A CN Rail worker, fired after an incident that resulted in a train hitting a van at a railway crossing, has been reinstated to his job by an arbitrator.
On Aug. 3, 2022, SJ failed to properly conduct a primary battery test, which is essential for the functionality of the railway crossing. Instead, he conducted a timer test. As a result, the railway crossing was left unprotected, and a train traveling at 10 mph collided with a van carrying three passengers.
The passengers were not severely injured but were taken to a hospital by ambulance.
The arbitrator also reduced the imposed demerit points from 60 to 40 and mandated that SJ return to his position without additional compensation.
SJ was initially hired by CN on June 30, 1998, in the Engineering – Track Department represented by the Steelworkers union. He resigned from the company on Aug. 10, 2004.
On Sept. 9, 2019, he was rehired by CN in an S&C position in the International Brotherhood of Electrical Workers (IBEW) bargaining unit.
His employment records account for both stints at CN.
Disciplinary measures and arbitration
CN played a video showing the consequences of SJ’s actions. It showed that large trees obscured drivers’ view of any approaching trains. The public, thus, relied completely on the railway crossing working properly.
“A dark van went through the intersection safely just before the train entered the crossing. A light van which followed was not so lucky,” the arbitrator wrote in the ruling.
“The train hit it right in the middle and pushed it down the tracks and out of the video’s frame. The incident was no doubt horrifying for the three passengers who had no warning a train was coming. Fortunately, the train was going 10mph on this section of the track and the van seemingly stayed upright as it was pushed down the track.”
Following the incident, CN imposed 60 demerit points on SJ, which led to his automatic dismissal. The IBEW contested the disciplinary action, arguing that 25 demerit points would be appropriate given the circumstances.

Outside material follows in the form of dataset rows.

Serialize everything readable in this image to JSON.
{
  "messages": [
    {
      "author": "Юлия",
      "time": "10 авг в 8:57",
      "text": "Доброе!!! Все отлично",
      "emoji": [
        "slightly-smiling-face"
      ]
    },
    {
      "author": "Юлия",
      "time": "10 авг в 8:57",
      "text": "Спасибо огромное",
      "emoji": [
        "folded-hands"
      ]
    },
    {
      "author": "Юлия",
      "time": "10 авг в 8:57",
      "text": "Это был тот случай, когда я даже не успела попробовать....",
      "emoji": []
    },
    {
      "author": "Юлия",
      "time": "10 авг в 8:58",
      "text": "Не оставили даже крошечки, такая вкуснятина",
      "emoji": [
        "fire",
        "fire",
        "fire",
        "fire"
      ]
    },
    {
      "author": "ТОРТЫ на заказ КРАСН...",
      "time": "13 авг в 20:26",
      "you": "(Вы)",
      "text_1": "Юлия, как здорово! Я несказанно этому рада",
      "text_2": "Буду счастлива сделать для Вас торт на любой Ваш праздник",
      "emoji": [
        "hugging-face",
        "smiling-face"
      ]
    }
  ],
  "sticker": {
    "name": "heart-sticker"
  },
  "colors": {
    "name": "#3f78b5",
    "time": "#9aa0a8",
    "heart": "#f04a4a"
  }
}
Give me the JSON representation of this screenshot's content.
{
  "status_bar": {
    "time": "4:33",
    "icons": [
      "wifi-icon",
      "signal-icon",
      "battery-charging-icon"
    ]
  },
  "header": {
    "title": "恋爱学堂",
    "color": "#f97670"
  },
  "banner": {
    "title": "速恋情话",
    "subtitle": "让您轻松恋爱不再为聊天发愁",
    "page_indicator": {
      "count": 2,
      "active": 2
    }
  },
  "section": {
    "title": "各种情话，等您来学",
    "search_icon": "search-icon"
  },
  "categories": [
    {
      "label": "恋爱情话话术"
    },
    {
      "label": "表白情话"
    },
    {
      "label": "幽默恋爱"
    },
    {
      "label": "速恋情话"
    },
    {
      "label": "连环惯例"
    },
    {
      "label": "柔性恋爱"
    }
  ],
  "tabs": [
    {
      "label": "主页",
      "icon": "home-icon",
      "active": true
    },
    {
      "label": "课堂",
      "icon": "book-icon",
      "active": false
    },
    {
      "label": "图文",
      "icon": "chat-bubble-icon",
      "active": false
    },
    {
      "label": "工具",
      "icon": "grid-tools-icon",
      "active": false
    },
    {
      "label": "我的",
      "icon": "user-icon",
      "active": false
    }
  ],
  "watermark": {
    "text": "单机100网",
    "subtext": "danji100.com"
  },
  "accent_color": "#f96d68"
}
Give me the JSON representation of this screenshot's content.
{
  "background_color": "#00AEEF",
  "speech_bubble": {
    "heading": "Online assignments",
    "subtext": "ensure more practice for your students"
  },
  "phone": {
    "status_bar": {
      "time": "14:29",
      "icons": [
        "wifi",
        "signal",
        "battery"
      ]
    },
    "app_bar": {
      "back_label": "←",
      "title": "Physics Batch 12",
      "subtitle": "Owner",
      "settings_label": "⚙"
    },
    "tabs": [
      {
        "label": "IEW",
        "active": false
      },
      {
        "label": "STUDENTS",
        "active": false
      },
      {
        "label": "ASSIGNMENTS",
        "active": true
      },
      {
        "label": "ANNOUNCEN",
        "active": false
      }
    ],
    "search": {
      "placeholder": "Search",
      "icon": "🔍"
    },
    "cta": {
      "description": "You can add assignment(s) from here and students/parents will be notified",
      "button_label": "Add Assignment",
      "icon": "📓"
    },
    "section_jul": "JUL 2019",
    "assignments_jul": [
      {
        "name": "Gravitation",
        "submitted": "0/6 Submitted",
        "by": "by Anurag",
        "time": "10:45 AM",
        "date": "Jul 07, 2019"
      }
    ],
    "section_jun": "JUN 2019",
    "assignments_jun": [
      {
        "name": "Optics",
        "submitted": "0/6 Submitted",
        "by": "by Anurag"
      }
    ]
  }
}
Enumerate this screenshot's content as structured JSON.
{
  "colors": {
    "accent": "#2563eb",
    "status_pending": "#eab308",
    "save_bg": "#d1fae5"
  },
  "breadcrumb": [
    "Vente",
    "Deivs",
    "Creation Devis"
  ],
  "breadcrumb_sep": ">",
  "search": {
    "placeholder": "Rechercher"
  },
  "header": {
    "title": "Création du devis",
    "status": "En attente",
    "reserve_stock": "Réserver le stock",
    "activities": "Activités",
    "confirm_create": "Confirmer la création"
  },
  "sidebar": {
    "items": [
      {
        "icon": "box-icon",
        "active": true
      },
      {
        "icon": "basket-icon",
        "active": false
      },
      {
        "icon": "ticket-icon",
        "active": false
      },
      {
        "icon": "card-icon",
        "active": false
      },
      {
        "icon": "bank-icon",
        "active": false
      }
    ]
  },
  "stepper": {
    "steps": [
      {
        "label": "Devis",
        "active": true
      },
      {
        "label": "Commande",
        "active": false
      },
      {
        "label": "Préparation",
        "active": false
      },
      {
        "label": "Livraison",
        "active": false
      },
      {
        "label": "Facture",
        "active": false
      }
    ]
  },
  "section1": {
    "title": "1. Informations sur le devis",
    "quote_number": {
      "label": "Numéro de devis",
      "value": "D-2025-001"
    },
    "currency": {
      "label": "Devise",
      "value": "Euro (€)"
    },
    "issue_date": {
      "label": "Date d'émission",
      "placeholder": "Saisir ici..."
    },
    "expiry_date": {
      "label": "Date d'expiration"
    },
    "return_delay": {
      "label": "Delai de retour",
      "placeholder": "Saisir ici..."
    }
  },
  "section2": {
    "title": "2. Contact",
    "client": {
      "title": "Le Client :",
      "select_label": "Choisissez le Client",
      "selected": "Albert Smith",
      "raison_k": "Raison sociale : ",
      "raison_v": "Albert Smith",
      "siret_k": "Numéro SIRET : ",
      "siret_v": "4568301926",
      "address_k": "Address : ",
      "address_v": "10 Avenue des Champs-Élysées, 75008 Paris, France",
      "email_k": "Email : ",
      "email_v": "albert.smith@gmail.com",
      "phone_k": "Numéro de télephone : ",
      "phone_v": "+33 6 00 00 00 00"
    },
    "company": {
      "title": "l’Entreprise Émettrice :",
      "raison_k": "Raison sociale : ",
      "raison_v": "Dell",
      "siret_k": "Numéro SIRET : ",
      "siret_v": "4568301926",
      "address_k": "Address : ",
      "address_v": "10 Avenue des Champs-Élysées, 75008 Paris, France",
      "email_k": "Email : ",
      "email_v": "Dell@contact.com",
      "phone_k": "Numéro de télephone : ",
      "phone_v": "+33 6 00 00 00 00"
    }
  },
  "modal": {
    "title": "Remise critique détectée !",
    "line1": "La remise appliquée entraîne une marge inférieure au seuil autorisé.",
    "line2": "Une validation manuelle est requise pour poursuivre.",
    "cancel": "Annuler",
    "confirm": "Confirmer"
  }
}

The arbitrator ruled that although SJ had committed a serious error, there was insufficient evidence to support CN’s claim that his actions were reckless, negligent, or showed an unwillingness to follow rules.
However, it noted the serious consequences for the passengers in the van.
“One can imagine the terror they felt as they crossed a railway crossing which had no flashing warning lights only to have a train smash into them and push their vehicle down the track. That is clearly an aggravating factor in this case,” the arbitrator said. Luckily, there were no serious injuries.
Worker uncertain about task, had no previous discipline
The facts showed SJ was uncertain about the task he had to complete, and he made a significant mistake in asking his colleague about the wrong test. The fact he asked for help mitigates against a finding that he “shows no willingness to comply with the rules,” the arbitrator said.
Nor was there evidence he was a reckless and negligent employee. SJ had no previous discipline on his record, and he accepted responsibility for his actions and indicated what he would do in the future.
It also noted that SJ was not a new employee — pointing to his earlier stint at CN. He had a total of nine years’ service, meaning “he is not the short service employee one might otherwise have initially assumed” when looking at the 2019 rehire date.
As a result, the arbitrator ordered CN to reinstate SJ without compensation and reduced the 60 demerit points to 40 on his disciplinary record.
For more information, see International Brotherhood of Electrical Workers System Council No. 11 v Canadian National Railway Company, 2023 CanLII 93137 (CA LA)